"We will begin our activities here with a knowledgeable team focused on customs clearance, which requires cooperation with the Brazilian Health Surveillance Agency (ANVISA). The pharmaceutical and hospital sectors have been the first to benefit from this new branch - their contracts were signed right when our activities began," says Leonardo Gazen, the branch manager for the new Rio de Janeiro office.
The team will be made up of trained professionals that will work with international shipping, imports, and exports, as well as with customs clearance. This facility is the latest in Dachser's 12 such offices in Brazil-with more to come.
The State of Rio de Janeiro possesses 85 percent of Brazil's petroleum reserves and represents more than 80 percent of production and exploration activities involving petroleum and natural gas. These activities come largely from exploration, production, and refinery companies. The state is also home to a huge Petrobras investment of resources in a single venture. This project will transform the state into the largest petrochemical hub in Brazil, revolutionizing the region and generating revenue and thousands of jobs. In just a few years, the state will be the country's largest steel hub, with most activities coming from the ThyssenKrupp Steel Company (CSA) and the construction of two new steel mills, Gazen said.
With the arrival of major car companies and investments of up to R$10 billion, the state of Rio de Janeiro is on its way to becoming the second largest automobile center in Brazil. Rio de Janeiro's maritime industry is also being renewed: 13 of 26 oilrigs ordered by Petrobras will be constructed in the state (resulting in 10 billion dollars in orders). Two shipyards have been remodeled, and a third shipyard is being built for the petroleum sector. A shipyard for the Brazilian Navy is also being built in the city of Itaguaí, in partnership with the French government.

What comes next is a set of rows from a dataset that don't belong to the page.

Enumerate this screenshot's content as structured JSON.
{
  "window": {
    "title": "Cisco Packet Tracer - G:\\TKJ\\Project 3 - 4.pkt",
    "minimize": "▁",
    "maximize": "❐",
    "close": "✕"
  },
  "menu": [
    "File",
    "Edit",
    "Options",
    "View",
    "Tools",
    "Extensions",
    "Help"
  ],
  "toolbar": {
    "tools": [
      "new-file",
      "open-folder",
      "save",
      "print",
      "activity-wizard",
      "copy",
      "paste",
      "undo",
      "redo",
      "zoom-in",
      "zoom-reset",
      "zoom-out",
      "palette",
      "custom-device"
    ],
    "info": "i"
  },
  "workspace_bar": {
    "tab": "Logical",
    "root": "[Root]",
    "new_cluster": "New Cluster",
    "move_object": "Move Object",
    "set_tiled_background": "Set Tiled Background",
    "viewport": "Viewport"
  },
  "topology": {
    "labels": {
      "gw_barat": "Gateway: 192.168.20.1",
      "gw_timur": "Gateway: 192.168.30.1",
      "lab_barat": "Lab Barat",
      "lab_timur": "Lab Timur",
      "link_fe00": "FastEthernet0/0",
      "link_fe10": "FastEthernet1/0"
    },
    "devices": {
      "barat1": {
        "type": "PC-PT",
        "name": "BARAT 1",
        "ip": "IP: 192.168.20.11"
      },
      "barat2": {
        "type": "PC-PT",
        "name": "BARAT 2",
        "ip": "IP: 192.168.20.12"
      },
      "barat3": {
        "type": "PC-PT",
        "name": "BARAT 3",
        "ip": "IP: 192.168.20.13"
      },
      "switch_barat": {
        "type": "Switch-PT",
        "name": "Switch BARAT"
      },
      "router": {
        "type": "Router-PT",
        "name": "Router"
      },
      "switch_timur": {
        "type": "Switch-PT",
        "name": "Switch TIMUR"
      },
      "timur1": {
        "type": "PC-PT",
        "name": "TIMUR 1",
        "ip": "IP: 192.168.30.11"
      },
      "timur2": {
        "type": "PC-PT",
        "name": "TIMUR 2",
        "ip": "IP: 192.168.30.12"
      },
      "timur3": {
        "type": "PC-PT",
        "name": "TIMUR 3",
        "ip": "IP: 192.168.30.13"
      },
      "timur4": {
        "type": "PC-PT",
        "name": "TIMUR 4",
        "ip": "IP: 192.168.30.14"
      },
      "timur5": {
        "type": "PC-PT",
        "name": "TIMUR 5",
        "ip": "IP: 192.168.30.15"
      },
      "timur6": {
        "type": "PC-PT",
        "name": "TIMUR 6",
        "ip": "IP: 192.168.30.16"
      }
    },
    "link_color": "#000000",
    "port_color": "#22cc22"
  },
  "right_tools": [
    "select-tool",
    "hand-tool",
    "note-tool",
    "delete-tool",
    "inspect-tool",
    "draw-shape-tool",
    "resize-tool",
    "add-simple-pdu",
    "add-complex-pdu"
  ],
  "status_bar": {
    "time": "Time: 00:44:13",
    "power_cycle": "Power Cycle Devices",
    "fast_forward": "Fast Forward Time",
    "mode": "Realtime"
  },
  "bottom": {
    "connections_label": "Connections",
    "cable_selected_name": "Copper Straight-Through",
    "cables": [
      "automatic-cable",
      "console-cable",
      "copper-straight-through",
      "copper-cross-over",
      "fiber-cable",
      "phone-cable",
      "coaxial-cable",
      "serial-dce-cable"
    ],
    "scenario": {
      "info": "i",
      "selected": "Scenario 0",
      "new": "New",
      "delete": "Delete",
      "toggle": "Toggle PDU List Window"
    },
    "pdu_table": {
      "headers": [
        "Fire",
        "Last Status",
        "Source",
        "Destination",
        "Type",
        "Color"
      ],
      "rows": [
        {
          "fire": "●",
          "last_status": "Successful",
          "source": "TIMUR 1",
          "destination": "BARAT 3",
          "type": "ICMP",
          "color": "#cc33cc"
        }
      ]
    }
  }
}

Rio de Janeiro is also going to operate a new port in Itaguaí. The state is also in the process of building the Port of Açu, which will generate close to 150,000 jobs and completely transform the northern region of the state.
Public investment in the city of Rio de Janeiro has totaled R$15 billion, and has included funds for the Porto Maravilha city revitalization project, a subway line to reach the western part of the city, rapid transit bus lines, the Arco Metropolitano highway and 30 trains for the Supervia train system.
In view of the 2014 World Cup and the 2016 Olympics, many issues have been discussed regarding the best way to handle demand, including that created by tourists, professionals, journalists and athletes. It is estimated that eight million foreigners will visit Brazil by 2014, and that that number will reach 10 million by 2016, according to the 2011-2014 Tourism Reference Report developed by the Brazilian Ministry of Tourism (in partnership with the Getúlio Vargas Foundation).
Little has been done, however, or even considered regarding the increased cargo the country will receive and how these activities will be executed. Raw materials, equipment, machines, hotels, and a variety of products, energy sources and food products will be necessary for the events. It is inevitable that Brazil will see a large influx of containers and, that, in the air transport sector, Infaero (the country's federal airport corporation) will need to meet all of this demand in the cargo terminals in the months surrounding the World Cup and the Olympics. However, a "logistical blackout" or overload could risk the timetables and plans for construction projects, supplies, safety, and healthcare and the like. In addition, the lack of logistical planning by the companies involved may compromise the unprecedented business opportunities that the World Cup and the Olympics will bring to Brazilian markets and institutions.
For more information, visit www.dachser.com.